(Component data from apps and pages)
___

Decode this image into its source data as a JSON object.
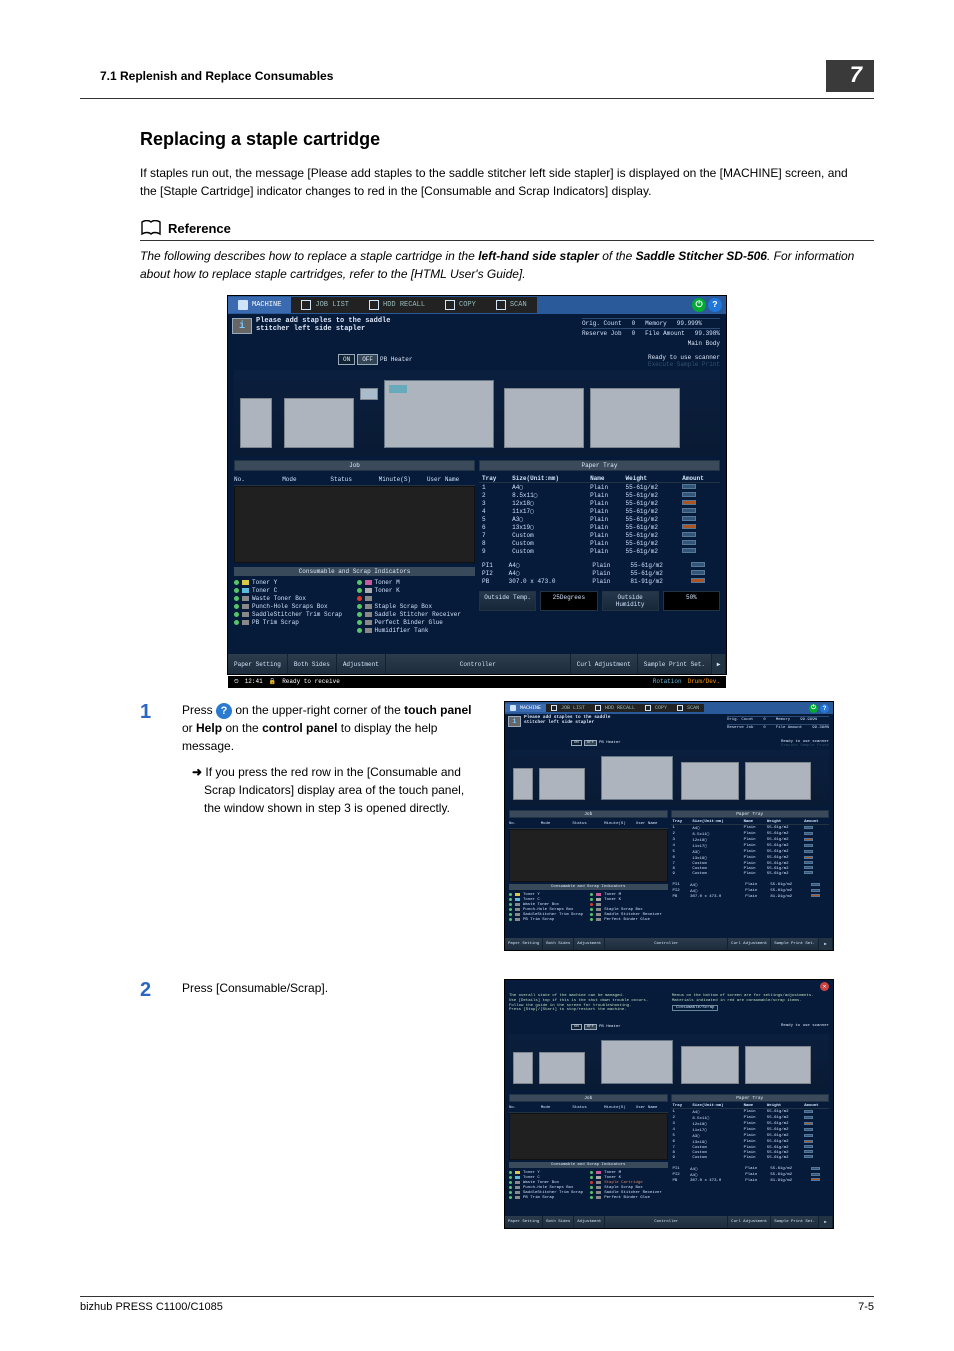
{
  "header": {
    "section": "7.1    Replenish and Replace Consumables",
    "chapter": "7"
  },
  "heading": "Replacing a staple cartridge",
  "intro": "If staples run out, the message [Please add staples to the saddle stitcher left side stapler] is displayed on the [MACHINE] screen, and the [Staple Cartridge] indicator changes to red in the [Consumable and Scrap Indicators] display.",
  "reference": {
    "label": "Reference",
    "text_pre": "The following describes how to replace a staple cartridge in the ",
    "bold1": "left-hand side stapler",
    "text_mid": " of the ",
    "bold2": "Saddle Stitcher SD-506",
    "text_post": ". For information about how to replace staple cartridges, refer to the [HTML User's Guide]."
  },
  "screen": {
    "tabs": {
      "machine": "MACHINE",
      "joblist": "JOB LIST",
      "hddrecall": "HDD RECALL",
      "copy": "COPY",
      "scan": "SCAN"
    },
    "help_icon": "?",
    "eco_icon": "⏻",
    "message_l1": "Please add staples to the saddle",
    "message_l2": "stitcher left side stapler",
    "main_body_label": "Main Body",
    "stats": {
      "orig_count_label": "Orig. Count",
      "orig_count_value": "0",
      "memory_label": "Memory",
      "memory_value": "99.999%",
      "reserve_label": "Reserve Job",
      "reserve_value": "0",
      "file_amount_label": "File Amount",
      "file_amount_value": "99.398%"
    },
    "heater": {
      "on": "ON",
      "off": "OFF",
      "label": "PB Heater"
    },
    "ready": "Ready to use scanner",
    "execute_sample": "Execute Sample Print",
    "job_section": "Job",
    "tray_section": "Paper Tray",
    "job_cols": {
      "no": "No.",
      "mode": "Mode",
      "status": "Status",
      "minutes": "Minute(S)",
      "user": "User Name"
    },
    "consumable_hdr": "Consumable and Scrap Indicators",
    "consumables_left": [
      "Toner Y",
      "Toner C",
      "Waste Toner Box",
      "Punch-Hole Scraps Box",
      "SaddleStitcher Trim Scrap",
      "PB Trim Scrap"
    ],
    "consumables_right": [
      "Toner M",
      "Toner K",
      "",
      "Staple Scrap Box",
      "Saddle Stitcher Receiver",
      "Perfect Binder Glue",
      "Humidifier Tank"
    ],
    "tray_cols": {
      "tray": "Tray",
      "size": "Size(Unit:mm)",
      "name": "Name",
      "weight": "Weight",
      "amount": "Amount"
    },
    "trays": [
      {
        "tray": "1",
        "size": "A4▢",
        "name": "Plain",
        "weight": "55-61g/m2"
      },
      {
        "tray": "2",
        "size": "8.5x11▢",
        "name": "Plain",
        "weight": "55-61g/m2"
      },
      {
        "tray": "3",
        "size": "12x18▢",
        "name": "Plain",
        "weight": "55-61g/m2"
      },
      {
        "tray": "4",
        "size": "11x17▢",
        "name": "Plain",
        "weight": "55-61g/m2"
      },
      {
        "tray": "5",
        "size": "A3▢",
        "name": "Plain",
        "weight": "55-61g/m2"
      },
      {
        "tray": "6",
        "size": "13x19▢",
        "name": "Plain",
        "weight": "55-61g/m2"
      },
      {
        "tray": "7",
        "size": "Custom",
        "name": "Plain",
        "weight": "55-61g/m2"
      },
      {
        "tray": "8",
        "size": "Custom",
        "name": "Plain",
        "weight": "55-61g/m2"
      },
      {
        "tray": "9",
        "size": "Custom",
        "name": "Plain",
        "weight": "55-61g/m2"
      }
    ],
    "pi_trays": [
      {
        "tray": "PI1",
        "size": "A4▢",
        "name": "Plain",
        "weight": "55-61g/m2"
      },
      {
        "tray": "PI2",
        "size": "A4▢",
        "name": "Plain",
        "weight": "55-61g/m2"
      },
      {
        "tray": "PB",
        "size": "307.0 x 473.0",
        "name": "Plain",
        "weight": "81-91g/m2"
      }
    ],
    "outside_temp_label": "Outside Temp.",
    "outside_temp_val": "25Degrees",
    "outside_humid_label": "Outside Humidity",
    "outside_humid_val": "50%",
    "bottom": {
      "paper_setting": "Paper Setting",
      "both_sides": "Both Sides",
      "adjustment": "Adjustment",
      "controller": "Controller",
      "curl": "Curl Adjustment",
      "sample": "Sample Print Set.",
      "arrow": "▶"
    },
    "status_time": "12:41",
    "status_ready": "Ready to receive",
    "status_rotation": "Rotation",
    "status_drum": "Drum/Dev."
  },
  "step1": {
    "num": "1",
    "text_before": "Press ",
    "text_after1": " on the upper-right corner of the ",
    "b1": "touch panel",
    "or": " or ",
    "b2": "Help",
    "on_the": " on the ",
    "b3": "control panel",
    "text_end": " to display the help message.",
    "sub_arrow": "➜",
    "sub": "If you press the red row in the [Consumable and Scrap Indicators] display area of the touch panel, the window shown in step 3 is opened directly."
  },
  "step2": {
    "num": "2",
    "text": "Press [Consumable/Scrap].",
    "top_msg_l1": "The overall state of the machine can be managed.",
    "top_msg_l2": "Use [Details] top if this is the shut down trouble occurs.",
    "top_msg_l3": "Follow the guide in the screen for troubleshooting.",
    "top_msg_l4": "Press [Stop]/[Start] to stop/restart the machine.",
    "top_msg_r1": "Menus on the bottom of screen are for settings/adjustments.",
    "top_msg_r2": "Materials indicated in red are consumable/scrap items.",
    "btn_consumable": "Consumable/Scrap",
    "highlight_row": "Staple Cartridge"
  },
  "footer": {
    "product": "bizhub PRESS C1100/C1085",
    "page": "7-5"
  }
}
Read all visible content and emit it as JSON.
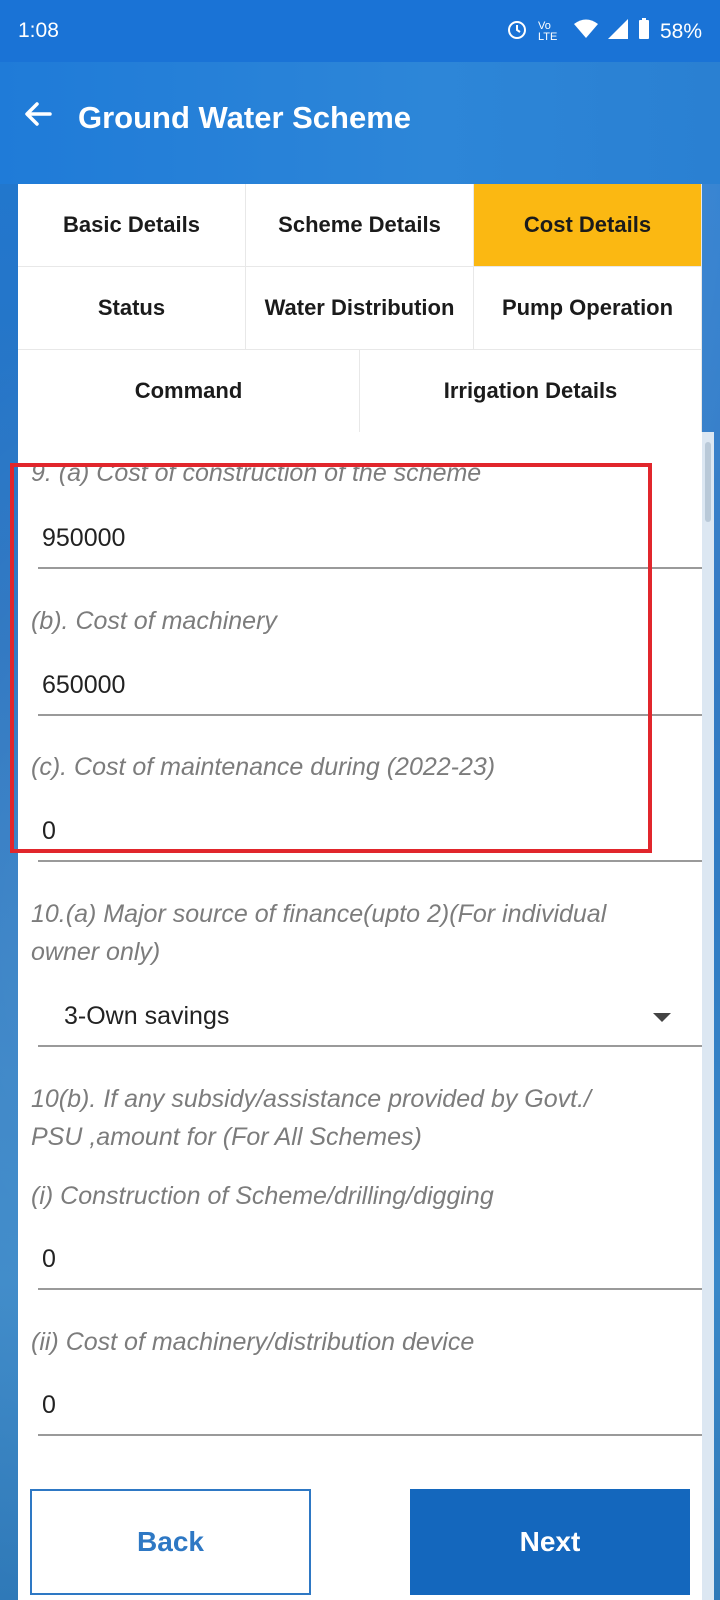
{
  "status_bar": {
    "time": "1:08",
    "network": "Vo LTE",
    "battery": "58%"
  },
  "app_bar": {
    "title": "Ground Water Scheme",
    "back_icon": "arrow-left-icon"
  },
  "tabs": [
    [
      {
        "label": "Basic Details",
        "active": false
      },
      {
        "label": "Scheme Details",
        "active": false
      },
      {
        "label": "Cost Details",
        "active": true
      }
    ],
    [
      {
        "label": "Status",
        "active": false
      },
      {
        "label": "Water Distribution",
        "active": false
      },
      {
        "label": "Pump Operation",
        "active": false
      }
    ],
    [
      {
        "label": "Command",
        "active": false
      },
      {
        "label": "Irrigation Details",
        "active": false
      }
    ]
  ],
  "form": {
    "q9a_label": "9. (a) Cost of construction of the scheme",
    "q9a_value": "950000",
    "q9b_label": "(b). Cost of machinery",
    "q9b_value": "650000",
    "q9c_label": "(c). Cost of maintenance during (2022-23)",
    "q9c_value": "0",
    "q10a_label_line1": "10.(a) Major source of finance(upto 2)(For individual",
    "q10a_label_line2": "owner only)",
    "q10a_value": "3-Own savings",
    "q10b_label_line1": "10(b). If any subsidy/assistance provided by Govt./",
    "q10b_label_line2": "PSU ,amount for (For All Schemes)",
    "q10b_i_label": "(i) Construction of Scheme/drilling/digging",
    "q10b_i_value": "0",
    "q10b_ii_label": "(ii) Cost of machinery/distribution device",
    "q10b_ii_value": "0"
  },
  "buttons": {
    "back_label": "Back",
    "next_label": "Next"
  },
  "colors": {
    "active_tab": "#fbb812",
    "primary": "#1467bd",
    "highlight": "#e1262c"
  }
}
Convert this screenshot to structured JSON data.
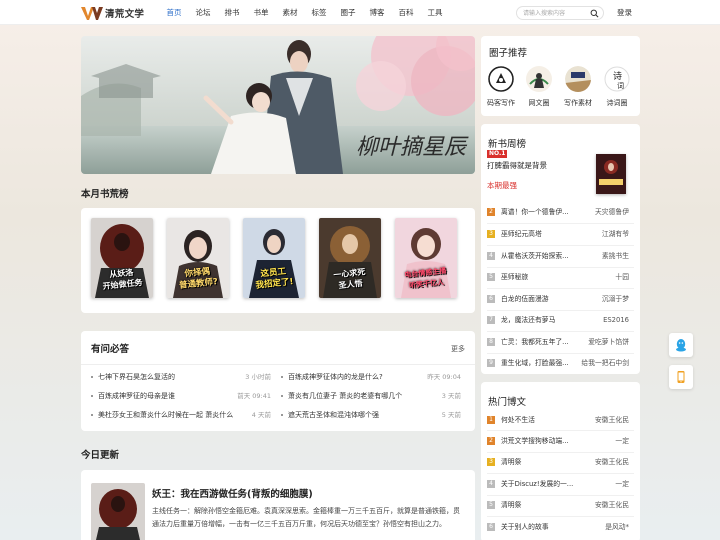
{
  "header": {
    "logo_text": "清荒文学",
    "nav": [
      "首页",
      "论坛",
      "排书",
      "书单",
      "素材",
      "标签",
      "圈子",
      "博客",
      "百科",
      "工具"
    ],
    "search_placeholder": "请输入搜索内容",
    "login": "登录"
  },
  "banner": {
    "caption": "柳叶摘星辰"
  },
  "month_rank": {
    "title": "本月书荒榜",
    "books": [
      {
        "cover_text": "从妖洛\n开始做任务"
      },
      {
        "cover_text": "你择偶\n普通教师?"
      },
      {
        "cover_text": "这员工\n我招定了!"
      },
      {
        "cover_text": "一心求死\n圣人悟"
      },
      {
        "cover_text": "电台情感主播\n听笑千亿人"
      }
    ]
  },
  "qa": {
    "title": "有问必答",
    "more": "更多",
    "items": [
      {
        "text": "七神下界石昊怎么复活的",
        "time": "3 小时前"
      },
      {
        "text": "百练成神罗征体内的龙是什么?",
        "time": "昨天 09:04"
      },
      {
        "text": "百炼成神罗征的母亲是谁",
        "time": "前天 09:41"
      },
      {
        "text": "萧炎有几位妻子 萧炎的老婆有哪几个",
        "time": "3 天前"
      },
      {
        "text": "美杜莎女王和萧炎什么时候在一起 萧炎什么",
        "time": "4 天前"
      },
      {
        "text": "遮天荒古圣体和混沌体哪个强",
        "time": "5 天前"
      }
    ]
  },
  "today": {
    "title": "今日更新",
    "book_name": "妖王：我在西游做任务(背叛的细胞膜)",
    "desc": "主线任务一：解除孙悟空金箍厄难。袁真深深思索。金箍棒重一万三千五百斤，就算是普通铁箍，贯通法力后重量万倍增幅，一击有一亿三千五百万斤重，何况后天功德至宝？孙悟空有担山之力。"
  },
  "circle": {
    "title": "圈子推荐",
    "items": [
      "码客写作",
      "网文圈",
      "写作素材",
      "诗词圈"
    ]
  },
  "weekly": {
    "title": "新书周榜",
    "no1_badge": "NO.1",
    "top_book": "打脾霸得就是背景",
    "top_tag": "本期最强",
    "list": [
      {
        "n": "2",
        "name": "离谱！你一个德鲁伊...",
        "author": "天灾德鲁伊"
      },
      {
        "n": "3",
        "name": "巫师纪元高塔",
        "author": "江湖有爷"
      },
      {
        "n": "4",
        "name": "从霍格沃茨开始探索...",
        "author": "素挑书生"
      },
      {
        "n": "5",
        "name": "巫师秘旅",
        "author": "十园"
      },
      {
        "n": "6",
        "name": "白龙的伍面漫游",
        "author": "沉溺于梦"
      },
      {
        "n": "7",
        "name": "龙，魔法还有萝马",
        "author": "ES2016"
      },
      {
        "n": "8",
        "name": "亡灵：我都死五年了...",
        "author": "爱吃萝卜馅饼"
      },
      {
        "n": "9",
        "name": "重生化域，打脸最强...",
        "author": "给我一把石中剑"
      }
    ]
  },
  "hot": {
    "title": "热门博文",
    "list": [
      {
        "n": "1",
        "name": "何处不生活",
        "author": "安徽王化民"
      },
      {
        "n": "2",
        "name": "洪荒文学搜狗移动端...",
        "author": "一定"
      },
      {
        "n": "3",
        "name": "清明祭",
        "author": "安徽王化民"
      },
      {
        "n": "4",
        "name": "关于Discuz!发展的一...",
        "author": "一定"
      },
      {
        "n": "5",
        "name": "清明祭",
        "author": "安徽王化民"
      },
      {
        "n": "6",
        "name": "关于别人的故事",
        "author": "是风动*"
      }
    ]
  },
  "colors": {
    "accent": "#2e6fc9",
    "rank_top": "#d9302c",
    "rank_2": "#e0842b",
    "rank_3": "#e6b021"
  }
}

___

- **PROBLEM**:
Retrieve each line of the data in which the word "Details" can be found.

- **SOLVED PROBLEM**:
    "top_msg_l2": "Use [Details] top if this is the shut down trouble occurs.",
        "label": "Basic Details",
        "label": "Scheme Details",
        "label": "Cost Details",
        "label": "Irrigation Details",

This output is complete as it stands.